In public and at home, we are constantly surrounded by images. Yet most people to do not possess a language for analyzing or interpreting them. Nevertheless, the pictures we see have an impact on what we think and how we perceive our world. The goal of this course is to inquire into the images in our midst and to examine their history, but also to allow students to comprehend how images are interpreted differently by individuals of various cultures. The world of images, including advertising, television and film, is currently an international domain of exchange and adaptation. How we understand images teaches us about ourselves, but also about our societies and our shared world.

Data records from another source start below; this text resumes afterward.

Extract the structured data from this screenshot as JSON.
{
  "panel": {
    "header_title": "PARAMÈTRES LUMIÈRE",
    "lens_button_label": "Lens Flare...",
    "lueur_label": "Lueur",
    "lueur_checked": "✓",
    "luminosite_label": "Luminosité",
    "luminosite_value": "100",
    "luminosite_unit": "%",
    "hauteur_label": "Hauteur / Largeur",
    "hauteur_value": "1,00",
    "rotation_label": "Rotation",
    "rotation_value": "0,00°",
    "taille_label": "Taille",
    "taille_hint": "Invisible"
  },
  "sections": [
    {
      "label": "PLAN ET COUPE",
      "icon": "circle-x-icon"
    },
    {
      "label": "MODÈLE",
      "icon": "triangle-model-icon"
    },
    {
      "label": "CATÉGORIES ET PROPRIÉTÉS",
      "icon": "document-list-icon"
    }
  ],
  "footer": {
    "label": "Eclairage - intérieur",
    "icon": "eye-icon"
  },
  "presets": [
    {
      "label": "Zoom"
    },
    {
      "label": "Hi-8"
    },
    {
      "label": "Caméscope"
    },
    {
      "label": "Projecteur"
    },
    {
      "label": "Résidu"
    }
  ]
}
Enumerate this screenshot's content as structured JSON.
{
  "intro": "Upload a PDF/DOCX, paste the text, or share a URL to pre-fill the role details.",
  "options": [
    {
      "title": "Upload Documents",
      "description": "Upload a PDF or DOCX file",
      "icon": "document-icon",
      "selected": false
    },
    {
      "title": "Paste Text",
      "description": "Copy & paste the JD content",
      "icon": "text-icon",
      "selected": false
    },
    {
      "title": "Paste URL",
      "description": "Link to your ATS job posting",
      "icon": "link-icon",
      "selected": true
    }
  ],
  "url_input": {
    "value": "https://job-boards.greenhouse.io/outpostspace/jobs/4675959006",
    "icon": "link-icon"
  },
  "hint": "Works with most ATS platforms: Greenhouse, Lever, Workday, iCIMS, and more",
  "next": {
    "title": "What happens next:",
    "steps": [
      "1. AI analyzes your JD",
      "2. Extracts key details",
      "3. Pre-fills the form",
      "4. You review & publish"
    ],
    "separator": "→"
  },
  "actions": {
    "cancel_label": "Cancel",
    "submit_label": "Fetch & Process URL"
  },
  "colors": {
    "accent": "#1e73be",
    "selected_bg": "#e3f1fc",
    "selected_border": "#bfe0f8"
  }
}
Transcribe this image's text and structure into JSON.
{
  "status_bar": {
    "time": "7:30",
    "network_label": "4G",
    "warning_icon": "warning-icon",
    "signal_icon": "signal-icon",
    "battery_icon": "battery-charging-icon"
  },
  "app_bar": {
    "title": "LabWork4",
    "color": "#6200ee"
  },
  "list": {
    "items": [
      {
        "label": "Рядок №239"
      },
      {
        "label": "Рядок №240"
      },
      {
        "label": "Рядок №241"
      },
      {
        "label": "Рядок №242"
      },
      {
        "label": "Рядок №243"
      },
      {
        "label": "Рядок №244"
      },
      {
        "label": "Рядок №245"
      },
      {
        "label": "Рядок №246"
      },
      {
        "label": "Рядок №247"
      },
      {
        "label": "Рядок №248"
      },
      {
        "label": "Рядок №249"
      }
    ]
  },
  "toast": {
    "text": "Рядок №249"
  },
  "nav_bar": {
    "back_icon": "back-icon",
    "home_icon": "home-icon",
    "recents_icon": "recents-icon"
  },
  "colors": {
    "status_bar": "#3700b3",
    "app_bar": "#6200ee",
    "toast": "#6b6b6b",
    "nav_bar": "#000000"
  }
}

John Zarobell is Assistant Professor of International Studies and Program Chair of European Studies at the University of San Francisco. He holds a BA in Fine Art from Hampshire College and an MA and PhD in the History of Art from the University of California, Berkeley. Before joining the faculty of USF in fall 2011, he worked for ten years as a curator at the San Francisco Museum of Modern Art and the Philadelphia Museum of Art. Curating exhibitions has allowed him to engage with artists as diverse as Frida Kahlo, Edvard Munch, Edouard Manet, and Kerry James Marshall. His book, Empire of Landscape, was published in 2010. It concerns the intersection of colonial politics and landscape art in nineteenth-century France.